Exercise goal:
Below are some records; work out how many of their lines contain "name" and give the number only.

Data supplied:
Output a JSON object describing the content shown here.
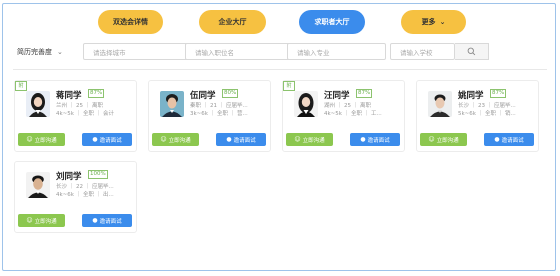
{
  "nav": {
    "tabs": [
      {
        "label": "双选会详情"
      },
      {
        "label": "企业大厅"
      },
      {
        "label": "求职者大厅"
      },
      {
        "label": "更多"
      }
    ]
  },
  "filters": {
    "sort_label": "简历完善度",
    "city_placeholder": "请选择城市",
    "position_placeholder": "请输入职位名",
    "major_placeholder": "请输入专业",
    "school_placeholder": "请输入学校"
  },
  "card_buttons": {
    "chat_label": "立即沟通",
    "invite_label": "邀请面试"
  },
  "candidates": [
    {
      "tag": "附",
      "name": "蒋同学",
      "completeness": "87%",
      "meta1": "兰州 ｜ 25 ｜ 离职",
      "meta2": "4k~5k ｜ 全职 ｜ 会计"
    },
    {
      "tag": "",
      "name": "伍同学",
      "completeness": "80%",
      "meta1": "秦职 ｜ 21 ｜ 应届毕...",
      "meta2": "3k~6k ｜ 全职 ｜ 营..."
    },
    {
      "tag": "附",
      "name": "汪同学",
      "completeness": "87%",
      "meta1": "湖州 ｜ 25 ｜ 离职",
      "meta2": "4k~5k ｜ 全职 ｜ 工..."
    },
    {
      "tag": "",
      "name": "姚同学",
      "completeness": "87%",
      "meta1": "长沙 ｜ 23 ｜ 应届毕...",
      "meta2": "5k~6k ｜ 全职 ｜ 销..."
    },
    {
      "tag": "",
      "name": "刘同学",
      "completeness": "100%",
      "meta1": "长沙 ｜ 22 ｜ 应届毕...",
      "meta2": "4k~6k ｜ 全职 ｜ 出..."
    }
  ]
}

Task response:
5